▶ [Task item]:
In the data below, find every line with the string "name" and pull it out.

[Opening Material for the task section]

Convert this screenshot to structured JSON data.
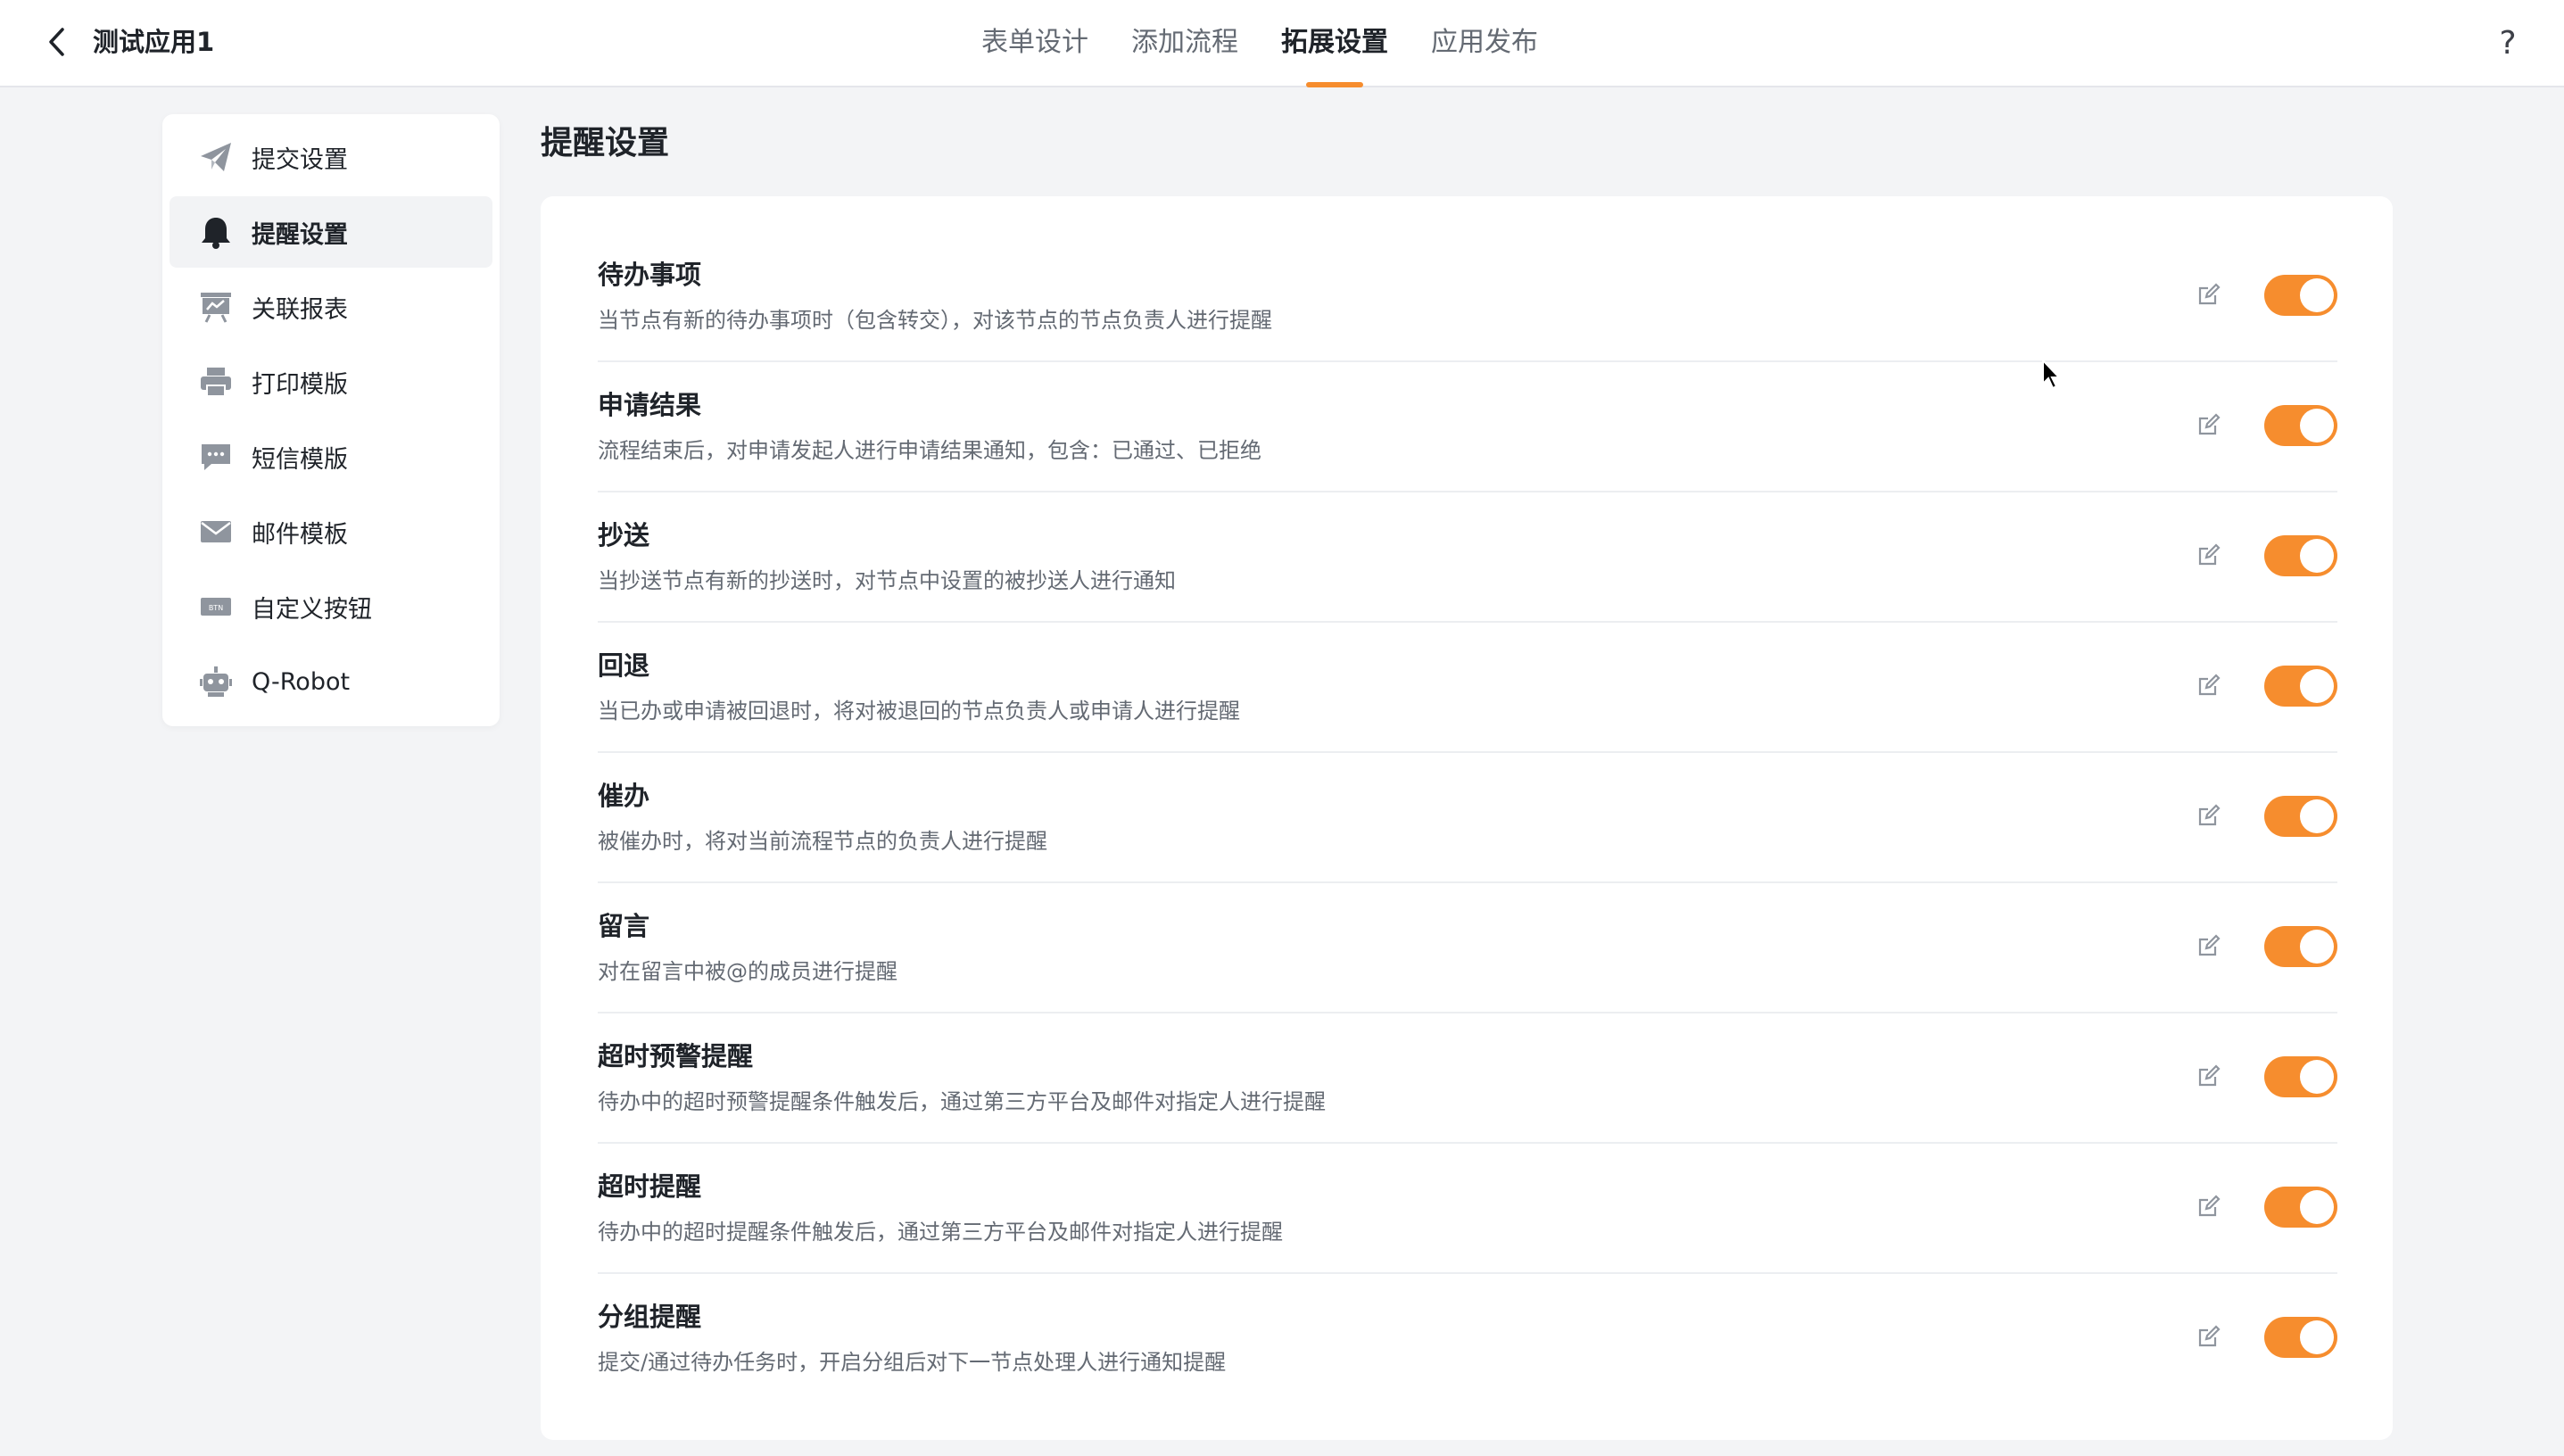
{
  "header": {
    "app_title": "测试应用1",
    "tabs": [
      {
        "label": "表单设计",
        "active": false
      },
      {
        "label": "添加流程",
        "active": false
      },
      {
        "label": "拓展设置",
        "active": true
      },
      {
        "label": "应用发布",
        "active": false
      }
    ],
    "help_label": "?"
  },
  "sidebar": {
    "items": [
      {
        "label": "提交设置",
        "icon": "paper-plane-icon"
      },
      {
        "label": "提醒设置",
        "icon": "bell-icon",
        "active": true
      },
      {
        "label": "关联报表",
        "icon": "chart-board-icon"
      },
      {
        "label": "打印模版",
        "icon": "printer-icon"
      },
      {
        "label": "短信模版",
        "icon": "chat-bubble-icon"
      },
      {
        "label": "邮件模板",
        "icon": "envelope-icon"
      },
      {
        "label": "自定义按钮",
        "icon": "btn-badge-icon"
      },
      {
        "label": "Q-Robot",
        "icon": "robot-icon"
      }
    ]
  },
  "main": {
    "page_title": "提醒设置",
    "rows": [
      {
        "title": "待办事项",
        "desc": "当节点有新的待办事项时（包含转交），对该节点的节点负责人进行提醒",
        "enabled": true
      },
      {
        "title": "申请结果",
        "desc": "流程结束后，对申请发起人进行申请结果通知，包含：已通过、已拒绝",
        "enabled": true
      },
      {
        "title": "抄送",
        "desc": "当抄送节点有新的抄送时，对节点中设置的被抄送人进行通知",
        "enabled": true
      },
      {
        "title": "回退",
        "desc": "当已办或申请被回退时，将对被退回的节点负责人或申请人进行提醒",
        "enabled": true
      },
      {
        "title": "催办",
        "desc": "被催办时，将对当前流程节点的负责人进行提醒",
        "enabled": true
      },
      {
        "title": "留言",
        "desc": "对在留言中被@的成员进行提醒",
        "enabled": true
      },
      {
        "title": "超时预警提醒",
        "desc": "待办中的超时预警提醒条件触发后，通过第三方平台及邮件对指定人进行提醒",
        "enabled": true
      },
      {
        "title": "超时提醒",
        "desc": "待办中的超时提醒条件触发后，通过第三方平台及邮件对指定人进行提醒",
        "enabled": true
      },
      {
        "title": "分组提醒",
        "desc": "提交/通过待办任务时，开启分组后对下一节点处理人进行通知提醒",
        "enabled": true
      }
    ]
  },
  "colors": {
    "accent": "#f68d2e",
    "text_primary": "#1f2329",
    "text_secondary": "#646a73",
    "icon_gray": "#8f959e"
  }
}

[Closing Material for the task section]
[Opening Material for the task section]

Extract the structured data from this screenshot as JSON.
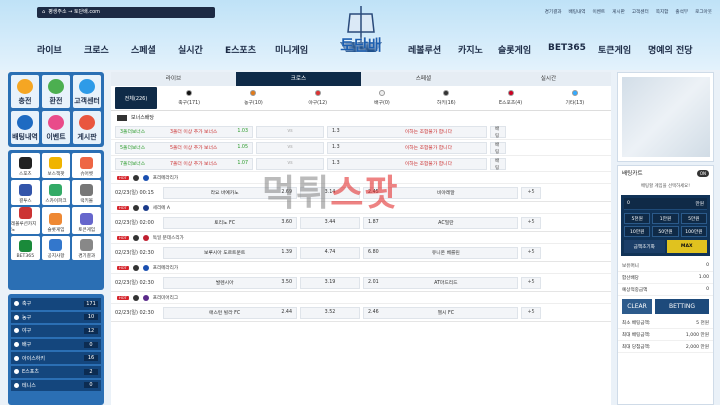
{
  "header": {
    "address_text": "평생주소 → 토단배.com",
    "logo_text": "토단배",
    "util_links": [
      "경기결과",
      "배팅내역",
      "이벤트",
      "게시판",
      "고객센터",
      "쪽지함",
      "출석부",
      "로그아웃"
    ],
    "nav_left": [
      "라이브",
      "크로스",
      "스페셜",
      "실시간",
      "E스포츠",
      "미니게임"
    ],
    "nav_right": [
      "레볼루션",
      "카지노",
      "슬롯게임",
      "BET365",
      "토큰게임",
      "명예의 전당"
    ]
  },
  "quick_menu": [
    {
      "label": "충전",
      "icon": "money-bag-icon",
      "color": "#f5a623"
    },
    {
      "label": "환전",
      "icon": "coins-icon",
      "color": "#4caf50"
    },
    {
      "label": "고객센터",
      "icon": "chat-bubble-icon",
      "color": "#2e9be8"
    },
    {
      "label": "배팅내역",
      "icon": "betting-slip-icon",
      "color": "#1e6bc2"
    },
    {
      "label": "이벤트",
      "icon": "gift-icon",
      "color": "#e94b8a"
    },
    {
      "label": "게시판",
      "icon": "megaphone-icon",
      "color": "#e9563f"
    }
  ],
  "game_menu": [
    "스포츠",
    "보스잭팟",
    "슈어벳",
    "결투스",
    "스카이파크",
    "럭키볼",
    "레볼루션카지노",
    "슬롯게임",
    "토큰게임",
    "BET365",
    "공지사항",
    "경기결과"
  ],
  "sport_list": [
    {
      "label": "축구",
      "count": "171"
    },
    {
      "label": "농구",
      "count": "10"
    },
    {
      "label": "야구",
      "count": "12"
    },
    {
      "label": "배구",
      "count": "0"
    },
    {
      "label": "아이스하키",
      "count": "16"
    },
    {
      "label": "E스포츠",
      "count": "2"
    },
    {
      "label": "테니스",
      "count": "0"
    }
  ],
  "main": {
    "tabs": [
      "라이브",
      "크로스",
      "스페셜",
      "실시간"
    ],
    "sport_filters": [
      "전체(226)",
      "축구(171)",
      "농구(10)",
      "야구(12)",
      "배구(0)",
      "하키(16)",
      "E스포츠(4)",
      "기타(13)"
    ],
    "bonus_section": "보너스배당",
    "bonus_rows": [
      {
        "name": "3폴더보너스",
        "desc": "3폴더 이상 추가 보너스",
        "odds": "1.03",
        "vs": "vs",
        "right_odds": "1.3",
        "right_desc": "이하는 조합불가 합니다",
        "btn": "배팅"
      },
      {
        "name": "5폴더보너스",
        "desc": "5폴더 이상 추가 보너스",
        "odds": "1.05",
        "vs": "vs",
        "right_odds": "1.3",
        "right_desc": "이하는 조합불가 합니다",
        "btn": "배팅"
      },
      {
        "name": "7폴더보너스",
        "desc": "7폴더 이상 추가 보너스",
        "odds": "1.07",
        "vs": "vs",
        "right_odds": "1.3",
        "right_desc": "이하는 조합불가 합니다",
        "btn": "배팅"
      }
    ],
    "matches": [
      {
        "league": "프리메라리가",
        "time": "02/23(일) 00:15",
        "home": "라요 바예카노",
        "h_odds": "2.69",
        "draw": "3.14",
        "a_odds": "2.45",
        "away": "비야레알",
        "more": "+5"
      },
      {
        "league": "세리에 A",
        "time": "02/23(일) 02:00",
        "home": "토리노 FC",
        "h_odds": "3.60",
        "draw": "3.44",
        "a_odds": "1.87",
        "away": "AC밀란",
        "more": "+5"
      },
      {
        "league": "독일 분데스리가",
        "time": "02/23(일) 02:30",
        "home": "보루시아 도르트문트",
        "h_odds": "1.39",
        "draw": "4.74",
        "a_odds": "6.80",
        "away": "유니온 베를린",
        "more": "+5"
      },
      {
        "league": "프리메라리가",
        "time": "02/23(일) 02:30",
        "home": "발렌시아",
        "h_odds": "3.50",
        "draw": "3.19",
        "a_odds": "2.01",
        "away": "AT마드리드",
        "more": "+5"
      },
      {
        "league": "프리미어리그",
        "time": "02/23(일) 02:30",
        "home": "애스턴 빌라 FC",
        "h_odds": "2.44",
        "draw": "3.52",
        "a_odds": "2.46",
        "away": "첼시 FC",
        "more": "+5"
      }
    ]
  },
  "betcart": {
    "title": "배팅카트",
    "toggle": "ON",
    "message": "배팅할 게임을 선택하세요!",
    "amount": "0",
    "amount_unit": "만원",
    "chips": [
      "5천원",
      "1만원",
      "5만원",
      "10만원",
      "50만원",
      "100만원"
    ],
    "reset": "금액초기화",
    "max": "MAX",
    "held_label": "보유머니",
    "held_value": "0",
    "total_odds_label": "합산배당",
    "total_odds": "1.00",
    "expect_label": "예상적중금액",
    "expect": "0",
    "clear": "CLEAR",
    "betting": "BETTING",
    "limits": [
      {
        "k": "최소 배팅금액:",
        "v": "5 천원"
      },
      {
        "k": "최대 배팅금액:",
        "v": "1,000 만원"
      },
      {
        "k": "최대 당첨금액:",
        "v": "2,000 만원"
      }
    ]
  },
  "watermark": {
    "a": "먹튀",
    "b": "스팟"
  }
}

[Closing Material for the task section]

▶ [Answer box]:
        "name": "3폴더보너스",
        "name": "5폴더보너스",
        "name": "7폴더보너스",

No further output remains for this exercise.